Problem details: Report each line of the data that includes the word "name".

[Stored records]
++++++
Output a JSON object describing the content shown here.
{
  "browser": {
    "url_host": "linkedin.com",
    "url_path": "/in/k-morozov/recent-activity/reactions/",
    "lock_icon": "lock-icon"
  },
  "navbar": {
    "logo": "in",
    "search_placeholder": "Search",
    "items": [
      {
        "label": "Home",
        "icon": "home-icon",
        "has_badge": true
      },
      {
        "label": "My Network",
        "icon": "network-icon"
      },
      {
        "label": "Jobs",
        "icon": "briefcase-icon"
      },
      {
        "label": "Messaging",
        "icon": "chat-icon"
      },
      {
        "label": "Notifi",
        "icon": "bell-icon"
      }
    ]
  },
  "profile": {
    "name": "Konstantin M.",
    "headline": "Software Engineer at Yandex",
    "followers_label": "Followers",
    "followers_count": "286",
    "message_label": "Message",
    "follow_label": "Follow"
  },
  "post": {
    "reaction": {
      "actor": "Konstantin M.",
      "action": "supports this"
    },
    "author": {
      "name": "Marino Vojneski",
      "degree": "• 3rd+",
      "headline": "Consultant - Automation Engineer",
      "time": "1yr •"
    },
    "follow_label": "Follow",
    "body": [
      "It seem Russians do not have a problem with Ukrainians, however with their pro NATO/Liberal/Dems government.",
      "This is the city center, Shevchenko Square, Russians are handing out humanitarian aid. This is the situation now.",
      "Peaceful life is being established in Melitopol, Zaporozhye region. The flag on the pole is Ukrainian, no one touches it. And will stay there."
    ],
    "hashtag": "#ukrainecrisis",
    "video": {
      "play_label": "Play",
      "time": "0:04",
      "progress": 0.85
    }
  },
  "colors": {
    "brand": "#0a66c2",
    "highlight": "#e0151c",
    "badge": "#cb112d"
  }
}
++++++
Reply:
    "name": "Konstantin M.",
      "name": "Marino Vojneski",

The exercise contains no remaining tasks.